» **WHAT TO DO**: Output the full listing below exactly, without the pictures.

» **SOURCE RECORDS**:
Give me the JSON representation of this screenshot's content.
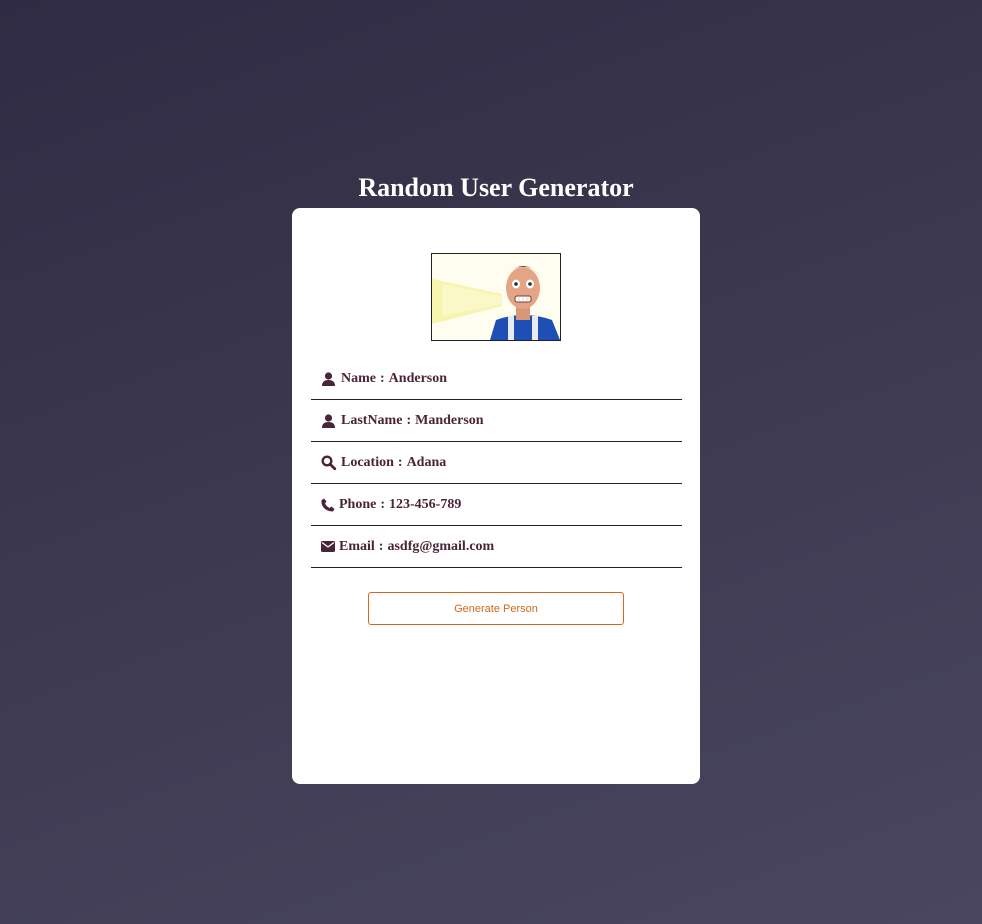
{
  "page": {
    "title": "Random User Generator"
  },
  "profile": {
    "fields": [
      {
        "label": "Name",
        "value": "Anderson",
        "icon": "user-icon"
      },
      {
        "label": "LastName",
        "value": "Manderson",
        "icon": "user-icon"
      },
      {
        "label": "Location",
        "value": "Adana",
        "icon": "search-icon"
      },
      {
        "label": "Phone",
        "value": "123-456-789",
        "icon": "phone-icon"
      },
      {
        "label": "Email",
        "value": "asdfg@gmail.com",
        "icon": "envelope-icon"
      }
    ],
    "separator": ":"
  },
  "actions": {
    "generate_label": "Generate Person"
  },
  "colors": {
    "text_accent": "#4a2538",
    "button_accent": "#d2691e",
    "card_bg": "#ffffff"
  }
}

» **RESPONSE TO THIS TASK**:
Give me the JSON representation of this screenshot's content.
{
  "page": {
    "title": "Random User Generator"
  },
  "profile": {
    "fields": [
      {
        "label": "Name",
        "value": "Anderson",
        "icon": "user-icon"
      },
      {
        "label": "LastName",
        "value": "Manderson",
        "icon": "user-icon"
      },
      {
        "label": "Location",
        "value": "Adana",
        "icon": "search-icon"
      },
      {
        "label": "Phone",
        "value": "123-456-789",
        "icon": "phone-icon"
      },
      {
        "label": "Email",
        "value": "asdfg@gmail.com",
        "icon": "envelope-icon"
      }
    ],
    "separator": ":"
  },
  "actions": {
    "generate_label": "Generate Person"
  },
  "colors": {
    "text_accent": "#4a2538",
    "button_accent": "#d2691e",
    "card_bg": "#ffffff"
  }
}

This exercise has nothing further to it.